THE Belfast home of a man who once led a global peacekeeping organisation has been officially honoured.
He may not be a well-known name, but Carrickfergus-born Sean Lester once held a place at the head of the world’s foremost international body, the League of Nations.
He was the last-ever secretary-general of the organisation, which was the forerunner to the United Nations.
Founded in 1919, it was wound down after the Second World War as the UN took over its old role.
The organisation was designed to help maintain the precarious peace between nations in the wake of the horrors of World War One.
He grew up on the Lower Ormeau Road, south Belfast, where his old home has now been granted a blue plaque.
Educated at Methodist College, he also worked as a journalist on the North Down Herald.
Before being appointed to head the League, Mr Lester had served as its High Commissioner in Gdansk, Poland, where he became something of a hate figure for Nazis for resisting Hitler’s encroachments in eastern Europe.
This was recognised in 2010 by the Mayor of Gdansk, who named one of the assembly rooms in his own City Hall after him.

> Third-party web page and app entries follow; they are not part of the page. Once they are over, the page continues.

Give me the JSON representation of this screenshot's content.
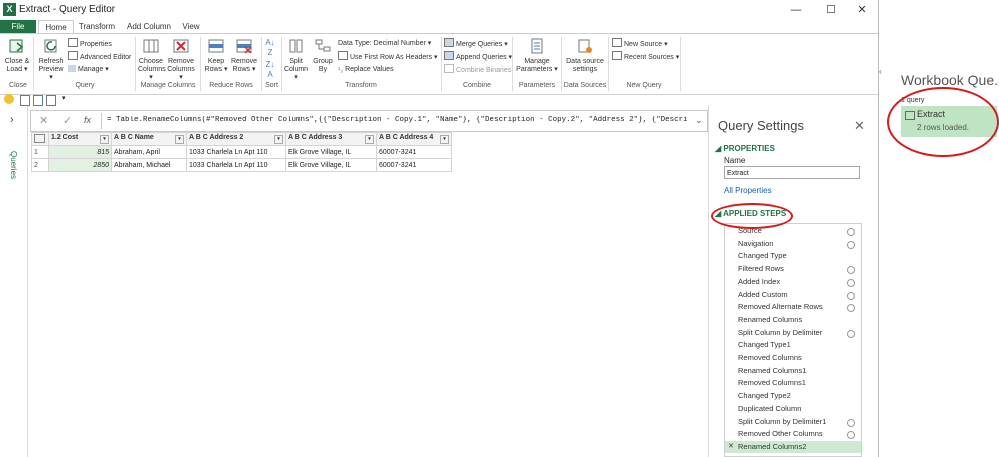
{
  "window": {
    "title": "Extract - Query Editor",
    "min": "—",
    "max": "☐",
    "close": "✕"
  },
  "tabs": [
    "File",
    "Home",
    "Transform",
    "Add Column",
    "View"
  ],
  "ribbon": {
    "close_load": "Close & Load ▾",
    "refresh_preview": "Refresh Preview ▾",
    "properties": "Properties",
    "advanced_editor": "Advanced Editor",
    "manage": "Manage ▾",
    "choose_columns": "Choose Columns ▾",
    "remove_columns": "Remove Columns ▾",
    "keep_rows": "Keep Rows ▾",
    "remove_rows": "Remove Rows ▾",
    "split_column": "Split Column ▾",
    "group_by": "Group By",
    "data_type": "Data Type: Decimal Number ▾",
    "first_row_headers": "Use First Row As Headers ▾",
    "replace_values": "Replace Values",
    "merge_queries": "Merge Queries ▾",
    "append_queries": "Append Queries ▾",
    "combine_binaries": "Combine Binaries",
    "manage_parameters": "Manage Parameters ▾",
    "data_source_settings": "Data source settings",
    "new_source": "New Source ▾",
    "recent_sources": "Recent Sources ▾",
    "groups": {
      "close": "Close",
      "query": "Query",
      "manage_columns": "Manage Columns",
      "reduce_rows": "Reduce Rows",
      "sort": "Sort",
      "transform": "Transform",
      "combine": "Combine",
      "parameters": "Parameters",
      "data_sources": "Data Sources",
      "new_query": "New Query"
    }
  },
  "nav": {
    "label": "Queries",
    "chevron": "›"
  },
  "formula": {
    "cancel": "✕",
    "commit": "✓",
    "fx": "fx",
    "text": "= Table.RenameColumns(#\"Removed Other Columns\",{{\"Description - Copy.1\", \"Name\"}, {\"Description - Copy.2\", \"Address 2\"}, {\"Description -",
    "expand": "⌄"
  },
  "grid": {
    "headers": [
      "1.2  Cost",
      "A B C  Name",
      "A B C  Address 2",
      "A B C  Address 3",
      "A B C  Address 4"
    ],
    "rows": [
      [
        "1",
        "815",
        "Abraham, April",
        "1033 Charlela Ln Apt 110",
        "Elk Grove Village, IL",
        "60007-3241"
      ],
      [
        "2",
        "2850",
        "Abraham, Michael",
        "1033 Charlela Ln Apt 110",
        "Elk Grove Village, IL",
        "60007-3241"
      ]
    ]
  },
  "query_settings": {
    "title": "Query Settings",
    "close": "✕",
    "properties_head": "◢ PROPERTIES",
    "name_label": "Name",
    "name_value": "Extract",
    "all_properties": "All Properties",
    "applied_steps_head": "◢ APPLIED STEPS",
    "steps": [
      {
        "label": "Source",
        "gear": true
      },
      {
        "label": "Navigation",
        "gear": true
      },
      {
        "label": "Changed Type",
        "gear": false
      },
      {
        "label": "Filtered Rows",
        "gear": true
      },
      {
        "label": "Added Index",
        "gear": true
      },
      {
        "label": "Added Custom",
        "gear": true
      },
      {
        "label": "Removed Alternate Rows",
        "gear": true
      },
      {
        "label": "Renamed Columns",
        "gear": false
      },
      {
        "label": "Split Column by Delimiter",
        "gear": true
      },
      {
        "label": "Changed Type1",
        "gear": false
      },
      {
        "label": "Removed Columns",
        "gear": false
      },
      {
        "label": "Renamed Columns1",
        "gear": false
      },
      {
        "label": "Removed Columns1",
        "gear": false
      },
      {
        "label": "Changed Type2",
        "gear": false
      },
      {
        "label": "Duplicated Column",
        "gear": false
      },
      {
        "label": "Split Column by Delimiter1",
        "gear": true
      },
      {
        "label": "Removed Other Columns",
        "gear": true
      },
      {
        "label": "Renamed Columns2",
        "gear": false,
        "selected": true
      }
    ]
  },
  "workbook_queries": {
    "title": "Workbook Que..",
    "count": "1 query",
    "query_name": "Extract",
    "status": "2 rows loaded."
  },
  "colors": {
    "brand": "#217346",
    "selected_step": "#cfe8d0",
    "query_card": "#bfe4c4",
    "annotation": "#d61a1a"
  }
}
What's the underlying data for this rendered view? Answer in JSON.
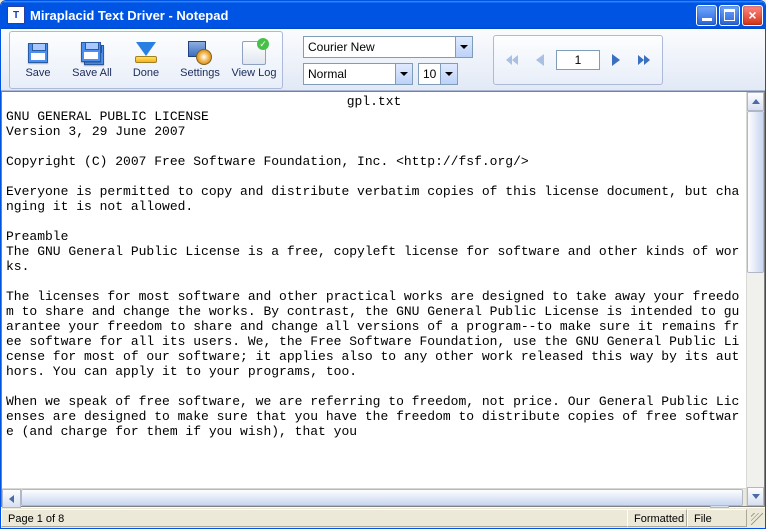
{
  "window": {
    "title": "Miraplacid Text Driver - Notepad"
  },
  "toolbar": {
    "save": "Save",
    "saveall": "Save All",
    "done": "Done",
    "settings": "Settings",
    "viewlog": "View Log"
  },
  "font": {
    "family": "Courier New",
    "style": "Normal",
    "size": "10"
  },
  "nav": {
    "page_value": "1"
  },
  "document": {
    "filename": "gpl.txt",
    "body": "GNU GENERAL PUBLIC LICENSE\nVersion 3, 29 June 2007\n\nCopyright (C) 2007 Free Software Foundation, Inc. <http://fsf.org/>\n\nEveryone is permitted to copy and distribute verbatim copies of this license document, but changing it is not allowed.\n\nPreamble\nThe GNU General Public License is a free, copyleft license for software and other kinds of works.\n\nThe licenses for most software and other practical works are designed to take away your freedom to share and change the works. By contrast, the GNU General Public License is intended to guarantee your freedom to share and change all versions of a program--to make sure it remains free software for all its users. We, the Free Software Foundation, use the GNU General Public License for most of our software; it applies also to any other work released this way by its authors. You can apply it to your programs, too.\n\nWhen we speak of free software, we are referring to freedom, not price. Our General Public Licenses are designed to make sure that you have the freedom to distribute copies of free software (and charge for them if you wish), that you"
  },
  "status": {
    "page": "Page 1 of 8",
    "formatted": "Formatted",
    "file": "File"
  }
}
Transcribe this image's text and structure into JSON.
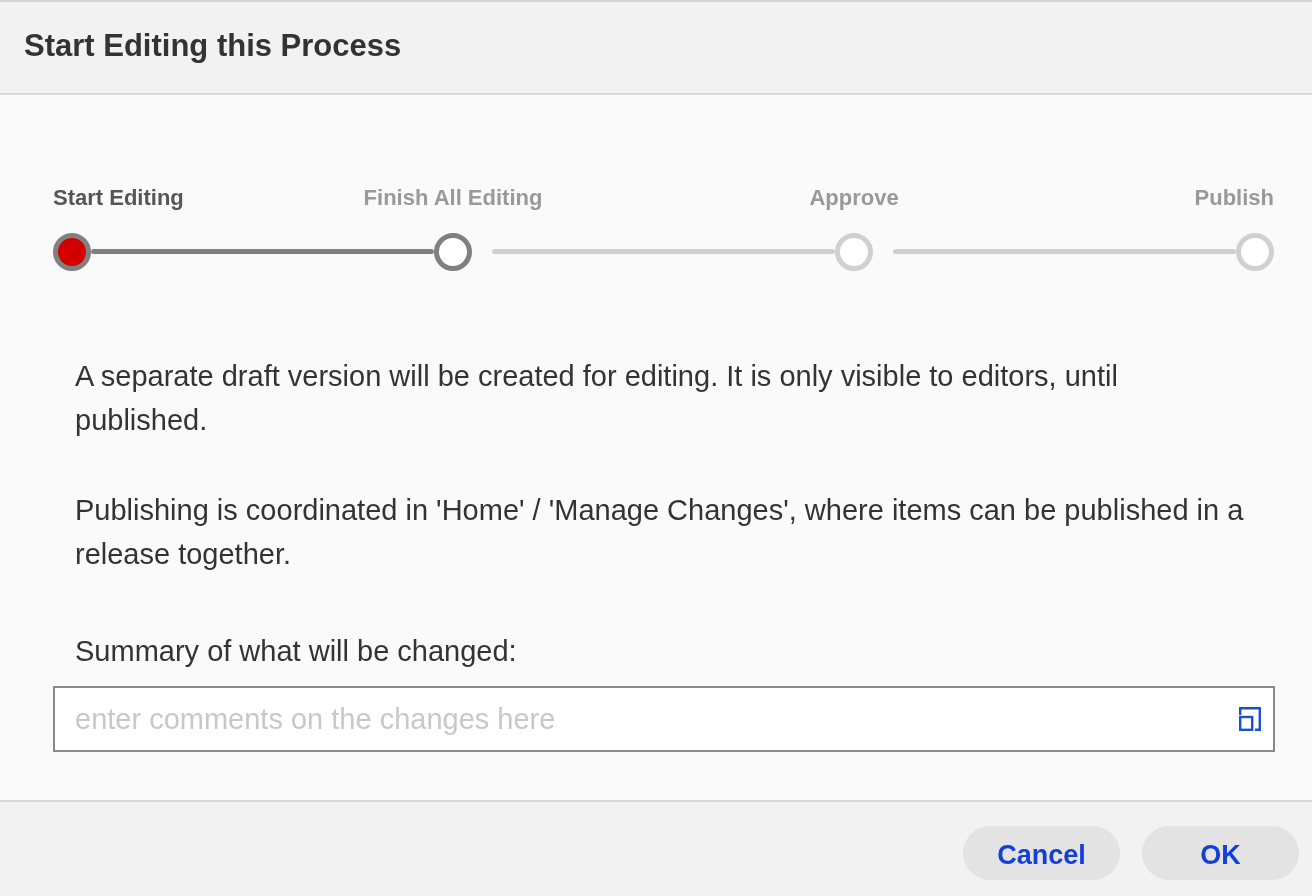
{
  "dialog": {
    "title": "Start Editing this Process"
  },
  "steps": [
    {
      "label": "Start Editing",
      "selected": true,
      "reached": true
    },
    {
      "label": "Finish All Editing",
      "selected": false,
      "reached": true
    },
    {
      "label": "Approve",
      "selected": false,
      "reached": false
    },
    {
      "label": "Publish",
      "selected": false,
      "reached": false
    }
  ],
  "paragraphs": [
    "A separate draft version will be created for editing. It is only visible to editors, until published.",
    "Publishing is coordinated in 'Home' / 'Manage Changes', where items can be published in a release together."
  ],
  "summary": {
    "label": "Summary of what will be changed:",
    "placeholder": "enter comments on the changes here"
  },
  "buttons": [
    {
      "label": "Cancel"
    },
    {
      "label": "OK"
    }
  ]
}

Witold Sobkow, ambassador of the Republic of Poland, described him as “a remarkable figure”, adding: “Now, it is Belfast’s turn to pay homage to Sean Lester’s courage and his uncompromising advocacy in support of individual rights, even in the most inauspicious circumstances.”